  13. The Glasgow coma scale • Neurological scale - a reliable, objective way of recording the conscious state of a person, for initial as well as continuing assessment. • A patient is assessed against the criteria of the scale, and the resulting points give a patient score between 3 (indicating deep unconsciousness) and • Generally, brain injury is classified as: Severe, with GCS ≤ 8 Moderate, GCS 9 - 12 Minor, GCS ≥ 13

  14. Glascow Coma Score • Eye opening • spontaneous 4 • voice 3 • pain 2 • nil 1 • Best verbal • oriented 5 • confused 4 • inappropriate 3 • incomprehens. 2 • nil 1 • Best Motor • obeys 6 • localizes 5 • nl flexion 4 • decorticate 3 • decerebrate 2 • nil 1
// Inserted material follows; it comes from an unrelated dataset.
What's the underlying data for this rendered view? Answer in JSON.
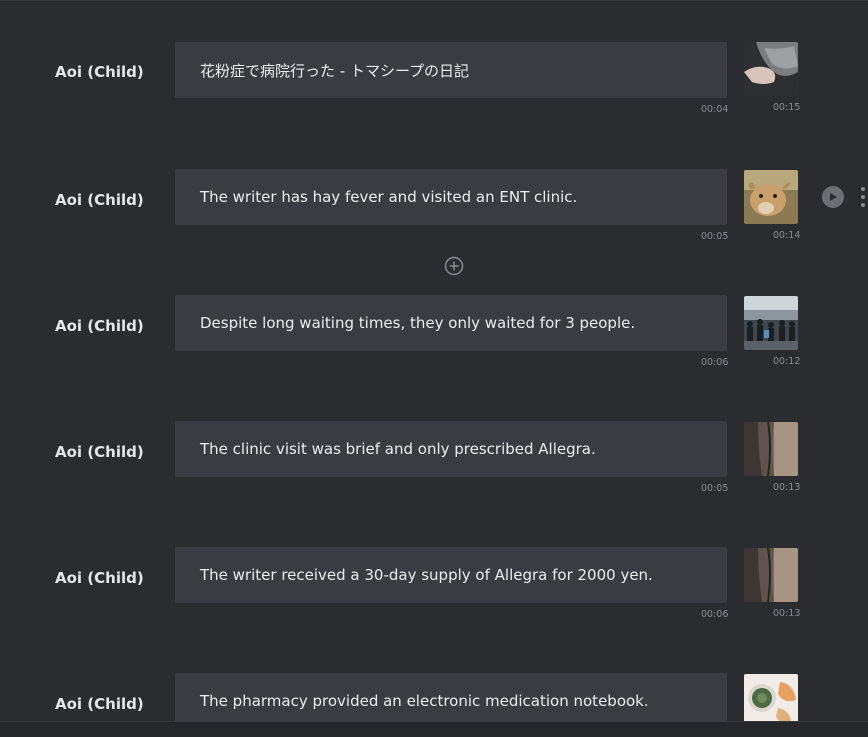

  15. FOUR Score4 components • Eye responsesE4 • Motor responsesM4 • Brainstem reflexesB4 • RespirationR4 CP1199945-54

  16. Four ScoreEye Response .

  17. Motor Response

  18. Brainstem Response

  19. Respiration

  20. Laboratory • Electrolytes • Calcium & magnesium • CBC • Toxicology/drug screen

  21. Ancillary Studies • Head imaging • CXR • ECG • EEG

  22. Emergent Therapies • ABC’s • D50 • Narcan • Thiamine • Flumazenil

  23. References • SnellsNeuroanatomy • http://en.wikipedia.org